These Household Products Could Be Giving Your Cat A Serious DiseaseMatthew Russell
A dangerous substance found in homes across the world poses a serious threat to cats. It’s not the subject of a recall. It’s not even found in their food.
Worst of all, there’s little pet owners can do to keep their cats away from it.
per- and polyfluoroalkyl substances, more commonly known as PFAS or PFCs, are used in food packaging, stain-resistant and water-resistant fabrics, and nonstick cookware.

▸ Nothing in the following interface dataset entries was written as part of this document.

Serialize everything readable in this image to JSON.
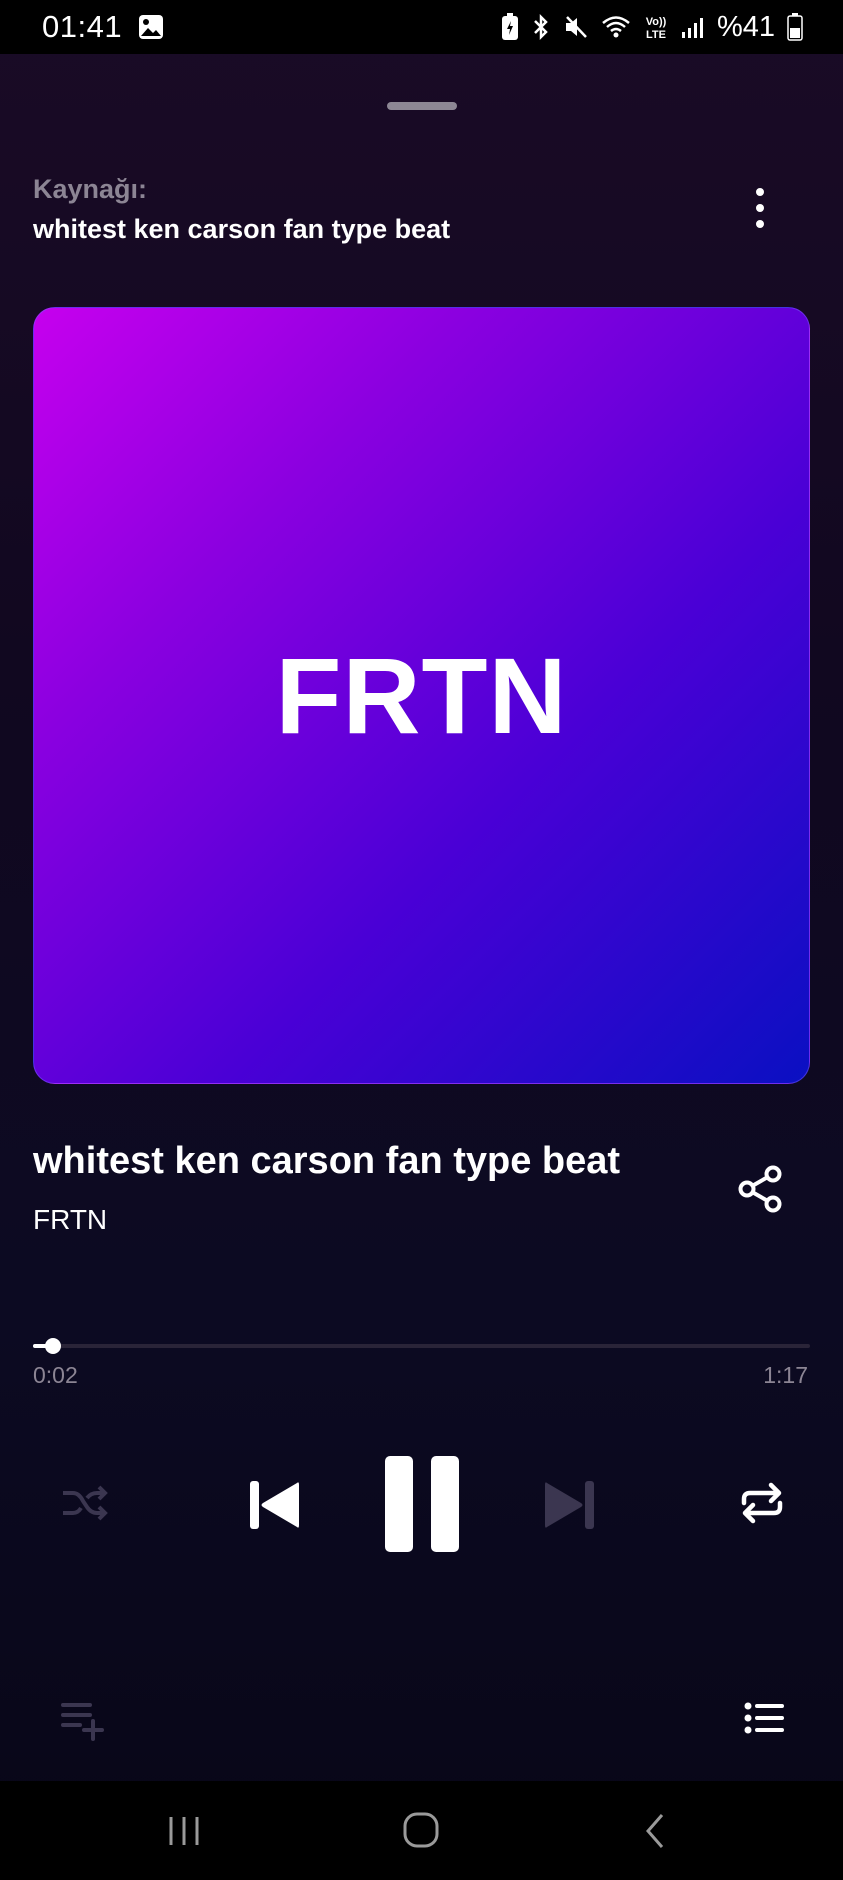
{
  "status_bar": {
    "time": "01:41",
    "battery_text": "%41"
  },
  "source": {
    "label": "Kaynağı:",
    "value": "whitest ken carson fan type beat"
  },
  "artwork": {
    "text": "FRTN"
  },
  "track": {
    "title": "whitest ken carson fan type beat",
    "artist": "FRTN"
  },
  "playback": {
    "elapsed": "0:02",
    "total": "1:17",
    "progress_fraction": 0.026,
    "state": "playing"
  },
  "icons": {
    "status": [
      "gallery-icon",
      "battery-saver-icon",
      "bluetooth-icon",
      "mute-icon",
      "wifi-icon",
      "volte-icon",
      "signal-icon",
      "battery-icon"
    ],
    "controls": [
      "shuffle-icon",
      "previous-icon",
      "pause-icon",
      "next-icon",
      "repeat-icon",
      "add-to-queue-icon",
      "queue-list-icon"
    ],
    "header": [
      "more-vertical-icon",
      "share-icon"
    ],
    "nav": [
      "recents-icon",
      "home-icon",
      "back-icon"
    ]
  },
  "colors": {
    "accent_start": "#c600ee",
    "accent_end": "#0a10c2",
    "muted_text": "#8c8594",
    "disabled_icon": "#3b3650"
  }
}
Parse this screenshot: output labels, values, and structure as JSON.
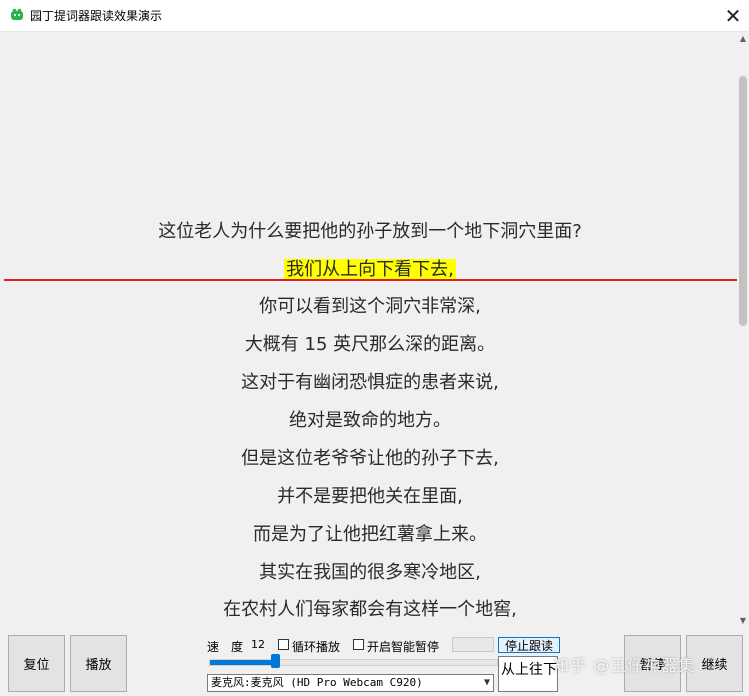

Firefighters even use them to put out fires.
“PFAS are a family of more than 3,000 structures of highly fluorinated chemicals used in industrial processes and consumer products, such as protective coatings for carpets, furniture and apparel, paper coatings, insecticide formulations, and other items,” Science Daily reports.
The problem is, due to a lack of oversight and care in storage facilities, as well as their ubiquitous application on common household products, they’re now a part of the air we breathe, the dust that gathers on our countertops and floors, the food we eat, the soil we walk on, and the water we drink.
Cats never asked for any of this, and it’s leading to rampant cases of hyperthyroidism in domestic pets around the country.
Researchers from the California Environmental Protection Agency tested PFAS levels in two groups of cats from Northern California. One group was tested between 2008 and 2010, while the second was tested between 2012 and 2013.
Hyperthyroidism was more common in the cats with elevated levels of PFAS in their bloodstream. The discovery does not lend a definitive cause and effect to the chemicals, just a “possible link,” the researchers wrote, noting that one substance, perfluorooctanoic acid, offered the strongest evidence of that link.
Without any context, the outlook for modern cat parents may seem grim, but many companies have been curbing their use of PFAS, particularly after the Minnesota-based 3M corporation was sued by the State of Michigan for allowing these substances to leech into the soil and waterways.
If that trend continues, cats will face less of a threat from PFAS in the future, as the California Environmental Protection Agency found between its two studies.
What can you do?
The Environmental Working Group offers a number of steps to take that can limit your pets’ exposure to PFAS and PFCs:
- Find products that haven’t been pre-treated and skip optional stain-repellent treatment on new carpets and furniture
- Cut back on fast food and greasy carryout food, since these foods often come in PFC-treated wrappers
- Especially when buying outdoor gear, choose clothing that doesn’t carry Gore-Tex or Teflon tags, and be wary of all fabrics labeled stain- or water-repellent
- Avoid nonstick pans and kitchen utensils — opt for stainless steel or cast iron instead
- Pop popcorn the old-fashioned way, on the stovetop, since microwaveable popcorn bags are often coated with PFCs on the inside
- Choose personal care products without “PTFE” or “fluoro” ingredients; also avoid Oral-B Glide floss, which is made by Gore-Tex